The tea ships sailed downwind from England with trade goods to India, where the trade goods were sold and opium was purchased, then continuing downwind to China, where the opium was sold for tea. After which the clippers sailed to England with the tea, striving to be the first ship to reach London in the season. By maximizing the performance of the ship to the route, and realizing that distance sailed fast can be a shorter time period than less distance sailed slowly, builders could optimize the design.

A lesser version of a square-rigged ship that meets your design criteria would be a brig. But this design would be used when a ship can sail downwind. For the Atlantic trade between Europe and the United States, a ship would sail south heading to the US, dipping down towards the Equator, to take advantage of the Trade Winds, which blow East to West. Going back to Europe, the ships would sail much further north, taking advantage of the Westerlies. These winds blow from West to East. Notice that sailing ships rarely used Great Circle routes like steam ships.
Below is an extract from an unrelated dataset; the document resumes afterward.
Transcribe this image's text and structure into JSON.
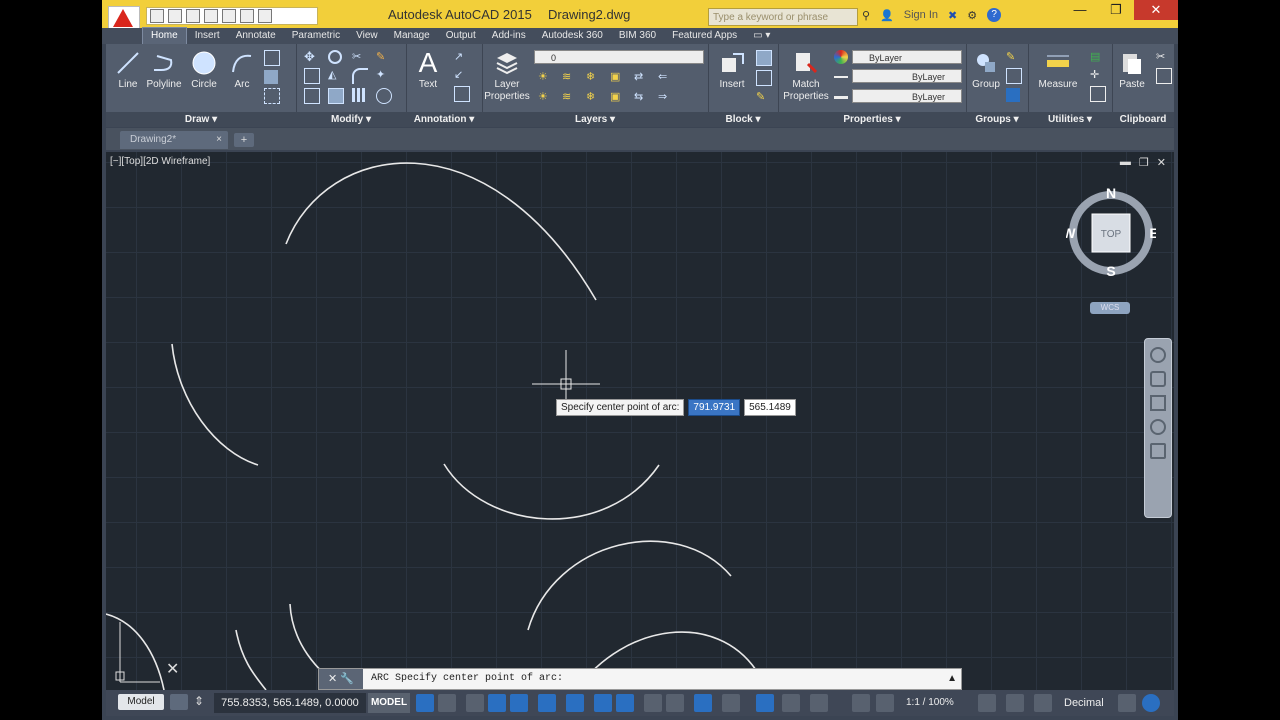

Now if you were sailing more into the wind, on courses from 45 degrees to 90 degrees and 270 degrees to 315 degrees to the wind, you'd want more of a fore and aft rig. Along the Atlantic coast of the US, schooners made up the bulk of this trade and are the fore and aft rig for a ship the same approximate size as a brig.

Sailboats do not sail between 315 degrees and 45 degrees to the wind. They have to use tacks to cover the distance.
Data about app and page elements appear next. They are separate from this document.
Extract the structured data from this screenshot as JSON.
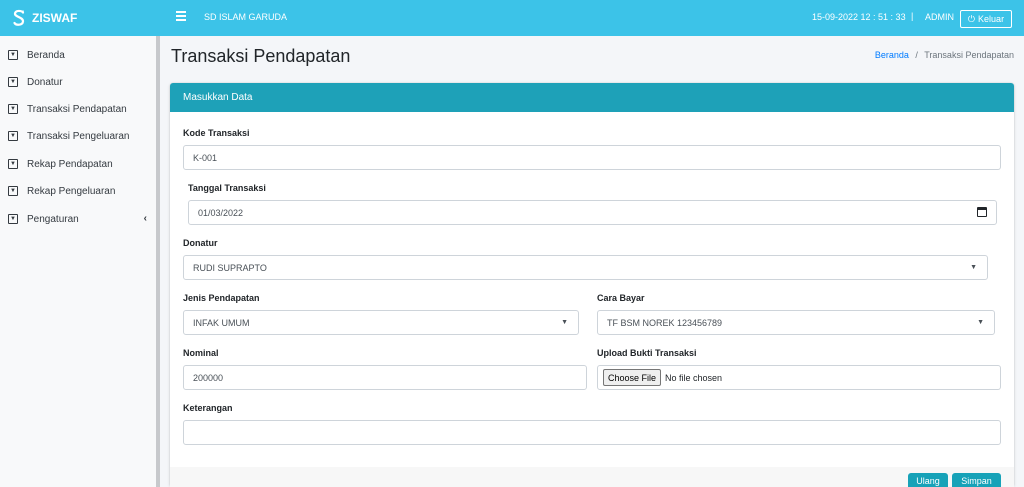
{
  "topbar": {
    "brand": "ZISWAF",
    "school": "SD ISLAM GARUDA",
    "datetime": "15-09-2022 12 : 51 : 33",
    "separator": "|",
    "user": "ADMIN",
    "logout_label": "Keluar"
  },
  "sidebar": {
    "items": [
      {
        "label": "Beranda"
      },
      {
        "label": "Donatur"
      },
      {
        "label": "Transaksi Pendapatan"
      },
      {
        "label": "Transaksi Pengeluaran"
      },
      {
        "label": "Rekap Pendapatan"
      },
      {
        "label": "Rekap Pengeluaran"
      },
      {
        "label": "Pengaturan"
      }
    ],
    "chevron": "‹"
  },
  "page": {
    "title": "Transaksi Pendapatan",
    "breadcrumb_home": "Beranda",
    "breadcrumb_sep": "/",
    "breadcrumb_current": "Transaksi Pendapatan"
  },
  "form": {
    "header": "Masukkan Data",
    "kode_label": "Kode Transaksi",
    "kode_value": "K-001",
    "tanggal_label": "Tanggal Transaksi",
    "tanggal_value": "01/03/2022",
    "donatur_label": "Donatur",
    "donatur_value": "RUDI SUPRAPTO",
    "jenis_label": "Jenis Pendapatan",
    "jenis_value": "INFAK UMUM",
    "cara_label": "Cara Bayar",
    "cara_value": "TF BSM NOREK 123456789",
    "nominal_label": "Nominal",
    "nominal_value": "200000",
    "upload_label": "Upload Bukti Transaksi",
    "file_button": "Choose File",
    "file_status": "No file chosen",
    "keterangan_label": "Keterangan",
    "keterangan_value": "",
    "reset_label": "Ulang",
    "submit_label": "Simpan"
  },
  "colors": {
    "topbar": "#3cc3e8",
    "card_header": "#1ea1b8",
    "button": "#17a2b8",
    "link": "#007bff"
  }
}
Nearly all sailing ships carried some level of cannons. Privacy was and still is a concern for ships.

The gunnels, bowsprit, and stern are the main areas of decoration. Earlier ships tended to have a higher poop deck which does not help sailing ability, but does offer more room. Decoration was a function of both time period and culture.

A good book about sailing is Richard Dana's TWO YEARS BEFORE THE MAST. Dana, after this experience, became an attorney, but wrote a very articulate account of what life was like as a crewman on a sailing ship.

Jim Clark-Dawe